Where in the material does the word "kiwi" appear? Copy each line that has it.
++++++
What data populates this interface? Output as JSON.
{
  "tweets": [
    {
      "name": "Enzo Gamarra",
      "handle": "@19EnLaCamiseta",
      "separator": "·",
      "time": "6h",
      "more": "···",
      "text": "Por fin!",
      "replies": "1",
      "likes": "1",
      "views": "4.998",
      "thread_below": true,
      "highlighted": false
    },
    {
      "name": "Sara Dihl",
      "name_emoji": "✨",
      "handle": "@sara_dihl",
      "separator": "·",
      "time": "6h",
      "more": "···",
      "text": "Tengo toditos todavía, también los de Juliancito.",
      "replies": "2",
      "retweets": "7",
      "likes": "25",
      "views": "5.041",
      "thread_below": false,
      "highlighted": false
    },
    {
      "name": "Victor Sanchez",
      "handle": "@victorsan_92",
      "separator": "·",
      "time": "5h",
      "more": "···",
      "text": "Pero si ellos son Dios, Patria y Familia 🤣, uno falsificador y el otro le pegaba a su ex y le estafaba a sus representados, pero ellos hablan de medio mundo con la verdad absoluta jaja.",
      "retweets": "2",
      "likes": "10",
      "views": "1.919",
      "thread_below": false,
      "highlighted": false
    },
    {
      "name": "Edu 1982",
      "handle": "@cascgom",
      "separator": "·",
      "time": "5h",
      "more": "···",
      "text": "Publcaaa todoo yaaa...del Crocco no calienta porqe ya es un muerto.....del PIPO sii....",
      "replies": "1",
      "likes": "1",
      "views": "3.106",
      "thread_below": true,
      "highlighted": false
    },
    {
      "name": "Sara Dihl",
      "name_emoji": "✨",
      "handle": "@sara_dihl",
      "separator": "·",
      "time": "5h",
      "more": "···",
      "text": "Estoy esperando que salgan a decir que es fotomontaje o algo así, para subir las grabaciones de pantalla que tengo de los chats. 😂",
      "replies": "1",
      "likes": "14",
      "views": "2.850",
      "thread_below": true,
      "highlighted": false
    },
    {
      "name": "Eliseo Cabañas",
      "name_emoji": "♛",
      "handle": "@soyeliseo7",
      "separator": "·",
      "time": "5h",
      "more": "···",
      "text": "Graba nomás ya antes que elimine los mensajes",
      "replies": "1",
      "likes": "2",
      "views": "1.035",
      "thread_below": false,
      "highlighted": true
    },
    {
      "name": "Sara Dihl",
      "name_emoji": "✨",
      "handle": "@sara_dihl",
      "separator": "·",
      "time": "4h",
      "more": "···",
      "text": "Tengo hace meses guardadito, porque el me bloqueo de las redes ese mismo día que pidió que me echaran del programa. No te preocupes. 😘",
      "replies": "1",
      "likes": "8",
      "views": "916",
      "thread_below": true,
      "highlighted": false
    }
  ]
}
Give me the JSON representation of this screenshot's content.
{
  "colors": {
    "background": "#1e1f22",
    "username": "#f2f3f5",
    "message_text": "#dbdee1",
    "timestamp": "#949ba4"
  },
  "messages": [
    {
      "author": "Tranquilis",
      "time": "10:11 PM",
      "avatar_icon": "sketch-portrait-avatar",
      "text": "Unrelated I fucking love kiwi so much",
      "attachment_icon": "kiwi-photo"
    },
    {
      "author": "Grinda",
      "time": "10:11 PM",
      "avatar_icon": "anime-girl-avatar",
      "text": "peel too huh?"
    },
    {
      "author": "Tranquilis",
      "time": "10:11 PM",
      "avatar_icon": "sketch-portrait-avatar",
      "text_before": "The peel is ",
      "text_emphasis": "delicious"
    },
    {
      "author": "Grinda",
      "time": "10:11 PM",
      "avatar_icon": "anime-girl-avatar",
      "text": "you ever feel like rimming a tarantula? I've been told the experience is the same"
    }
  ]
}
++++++
Task result:
      "text": "Unrelated I fucking love kiwi so much",
      "attachment_icon": "kiwi-photo"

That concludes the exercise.